Fine lines/wrinkles – Improving collagen production and epidermal thickness, AHAs like glycolic and lactic acid reduce the appearance of aging.

Clogged pores – Salicylic acid BHAs penetrate oils and debris inside pores to clear blockages. Enzyme powders also provide gentle decongestion.

Choosing the Right Exfoliation Products

With countless scrubs and acids to choose from, selecting suitable exfoliants is key. Consider these tips when shopping for products:

Scrubs – Match scrub intensity to your skin type. Dry, aging skin requires finely ground exfoliants like oatmeal or rice powder. Oily skin tolerates sugar or salt scrubs with more abrasive grains.

Chemical Exfoliants - Start with gentler AHAs and lower percentages, slowly working up to stronger formulations based on your tolerance. Limit BHAs like salicylic acid to targeted spot treatments for oily zones.

Other Considerations – Avoid large particles or nut-based scrubs which can cause microtears. Instead, seek smooth, round beads like jojoba wax or hyaluronic acid spheres. Also steer clear of fragranced exfoliants to prevent irritation.

How to Build an Effective Exfoliation Routine 

When introducing exfoliation into your regimen, start slowly and gauge skin’s sensitivity:

1. Prep – Always start by cleansing skin before exfoliating to avoid pushing around dirt and oils.

2. Apply your chosen exfoliant – Gently massage the product across skin for 1-3 minutes, adding water to create a thin lather for scrubs. Rinse well.

3. Post-Treatment Care – Follow exfoliation with serums, moisturizer and SPF to nourish and protect freshly exposed skin.

Exfoliate 1-3 times weekly based on your skin’s needs and sensitivity.
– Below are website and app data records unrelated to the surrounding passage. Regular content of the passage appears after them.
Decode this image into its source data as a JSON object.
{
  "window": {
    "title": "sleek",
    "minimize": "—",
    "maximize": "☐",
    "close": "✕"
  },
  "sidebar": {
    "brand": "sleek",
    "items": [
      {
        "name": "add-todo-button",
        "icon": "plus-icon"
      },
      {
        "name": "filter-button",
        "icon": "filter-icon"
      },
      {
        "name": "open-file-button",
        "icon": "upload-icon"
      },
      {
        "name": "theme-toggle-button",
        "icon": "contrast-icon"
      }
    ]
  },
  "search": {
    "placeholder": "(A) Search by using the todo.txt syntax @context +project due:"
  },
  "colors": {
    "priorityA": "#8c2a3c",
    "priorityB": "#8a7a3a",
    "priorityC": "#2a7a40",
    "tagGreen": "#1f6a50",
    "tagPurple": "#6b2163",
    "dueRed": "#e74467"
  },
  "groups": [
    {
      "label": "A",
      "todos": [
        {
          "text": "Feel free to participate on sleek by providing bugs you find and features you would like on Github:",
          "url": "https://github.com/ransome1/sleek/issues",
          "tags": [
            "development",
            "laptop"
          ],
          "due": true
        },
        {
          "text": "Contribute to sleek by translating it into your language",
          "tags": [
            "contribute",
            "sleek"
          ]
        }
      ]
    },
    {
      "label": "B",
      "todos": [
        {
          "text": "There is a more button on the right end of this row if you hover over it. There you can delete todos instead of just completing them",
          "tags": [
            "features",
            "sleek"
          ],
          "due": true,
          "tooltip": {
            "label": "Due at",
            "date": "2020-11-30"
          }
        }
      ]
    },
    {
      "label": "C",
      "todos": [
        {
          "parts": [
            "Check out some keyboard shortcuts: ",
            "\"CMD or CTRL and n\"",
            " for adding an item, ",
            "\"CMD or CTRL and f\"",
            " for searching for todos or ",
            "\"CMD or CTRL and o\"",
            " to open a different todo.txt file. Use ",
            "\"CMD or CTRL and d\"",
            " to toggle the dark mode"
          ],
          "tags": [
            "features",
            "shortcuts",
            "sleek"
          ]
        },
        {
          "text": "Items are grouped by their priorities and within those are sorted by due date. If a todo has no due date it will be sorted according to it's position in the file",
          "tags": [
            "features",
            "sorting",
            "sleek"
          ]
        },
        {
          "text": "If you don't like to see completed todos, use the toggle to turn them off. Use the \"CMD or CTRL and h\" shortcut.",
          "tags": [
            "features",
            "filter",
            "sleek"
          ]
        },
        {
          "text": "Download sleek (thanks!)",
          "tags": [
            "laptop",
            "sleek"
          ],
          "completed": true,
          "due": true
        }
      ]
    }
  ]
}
Oily skin tolerates more regular exfoliation, while those with dry skin or conditions like rosacea limit to 1-2 times monthly. Always discontinue exfoliants if irritation occurs and consult your dermatologist. With the ideal exfoliation regimen customized for your skin type and concerns, you’ll uncover remarkably renewed, glowing skin.